An Interview with the Asian Business Aviation Association
Southeast Asia is fragmented- but bursting with growth and potential. The Asian Business Aviation Association (AsBAA) aims to coordinate some of the chaos and harness its powers.
Like the other two regions featured in our magazine- Southeast Asia struggles to create a harmonious set of guidelines and rules that work for Business Aviation throughout the vast area that it covers. Definitions vary- but there are definitely 11 countries (Brunei- Cambodia- East Timor- Indonesia- Laos- Malaysia- Myanmar- Philippines- Singapore- Thailand and Vietnam) and two territories (the Christmas and Coos Islands) within the Association of Southeast Asian Nations (ASEAN).
There are also strong links with Japan- as well as Hong Kong and Macau – both special administrative regions of China - as well as Australia and New Zealand.

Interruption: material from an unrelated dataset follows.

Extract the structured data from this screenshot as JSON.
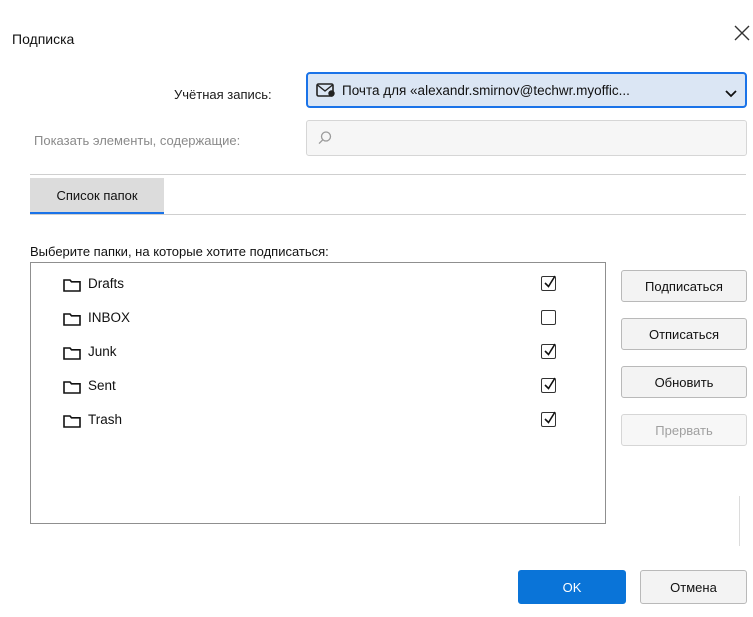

Understandably the task of harnessing groups in such different cultures seems steep - but it’s not impossible.
Back in March 2011 AsBAA took on a new flavor with a leadership change. Members voted in a new Board of Directors at the Annual General Meeting.
Jean-Noel Robert- Airbus’ Corporate Jets area sales director for Greater China- Japan and Korea became chairman (replacing Chuck Woods- a long-time board director); and Embraer China’s sales VP- Lee Li and Bombardier’s then-regional Asia Pacific VP for business aircraft- David Dixon were appointed vice-chairmen. The other two members of the executive committee are Hawker Pacific Shanghai’s business development director Helena Lang and Thailand’s OrientSKY’s Ekavaj Amornvivat.
The new leadership team works as a group and prefers to speak and be quoted in unison wherever possible. A key priority is to increase the number of AsBAA members [which numbered around 40 at the time of the election]. Both Li and Dixon have long histories in the region and believe that “AsBAA believes that until an operator is prepared to take a risk and import aircraft that are strictly for charter- the situation will remain static.” A Business Jet lands in Kuala Lumpur Photo © Ian Lim there is strength in numbers – particularly numbers that have access to ears that count.
The Usual Suspects That Bar Development
Robert pointed out that in addition to problems with infrastructure in the region- skills shortages and lack of a coherent pan-regional ATC policy- there are simply not enough aircraft to cater for the market at the moment. “One thing that is hindering the development of a Business Aviation sector here is a lack of aircraft. Owners are High Net Worth Individuals (HNWIs) who like to keep themselves to themselves.”
AsBAA believes that until an operator is prepared to take a risk and import aircraft that are strictly for charter- the situation will remain static. Robert continued- “People get fed up with constantly inquiring and finding out that there are no aircraft available. It is hampering the industry.” This leads to a lack of demand- and then there is a vicious circle of a great deal of interest and managed aircraft- but a crippled charter market.
Another issue AsBAA is tackling is the number of trade shows in the region. Dixon observed that there had been too many events recently and that the Association had to “decide on the trade shows that we will endorse.” This again feeds into the lack of available aircraft and time that executives have to travel to such shows.
China is the Promised Land for most entrants to Asia- although there is strong activity in Hong Kong- Japan- Indonesia and Singapore- with aviation hubs in Malaysia and the Philippines. The actual installed fleet in China on the B-register is around the 170 mark with several new deliveries slated for the next 12 months. All the major OEMs are reporting sales right across the region- so China is not the only honey pot.
There is a large untapped potential market not only for aircraft- but also for related services – maintenance- training- pilots and the like. There is also a small illegal charter sector- but Robert said this is “nothing like” the problems experienced in the Middle East.
A real problem- however- is sourcing companies to manage and support the jets. There are reports of regional management firms turning down aircraft- since they do not believe they can support them effectively. It is also difficult to recruit Western pilots and technicians to live and work in the region. Lee Li insists that the key to developing Asia’s potential is to educate the market. “People need to know the benefits that Business Aviation can bring-” he stressed.
All this equates to a huge task on AsBAA’s hands. For now the directors have concentrated on reorganizing the constitution and creating committees one at a time. The first is already in place and held its inaugural meeting in September. Robert hopes that the Hong Kong Operators’ Committee will be a template for other regional boards to work from. “We need operators to voice their needs and tell us what they want us to do-” he clarified.
The board also wants to cooperate with its regional counterpart the Japan Business Aviation Association (JBAA). Japan had such a tough year last year- but it is recovering. Kazuyuki Tamura- director- said that the Japan Civil Aviation Bureau is now working on relaxing some of the stricter regulations that hinder the development of private aviation- such as ease of registration in Japan- which should encourage development of charter operations.
The good news is that there is definite movement in Southeast Asia towards developing a Business Aviation culture. Robert is bullish about the future. He summarized- “We are tackling our top priorities first- one by one- but there is a strong market here and we intend to step up.”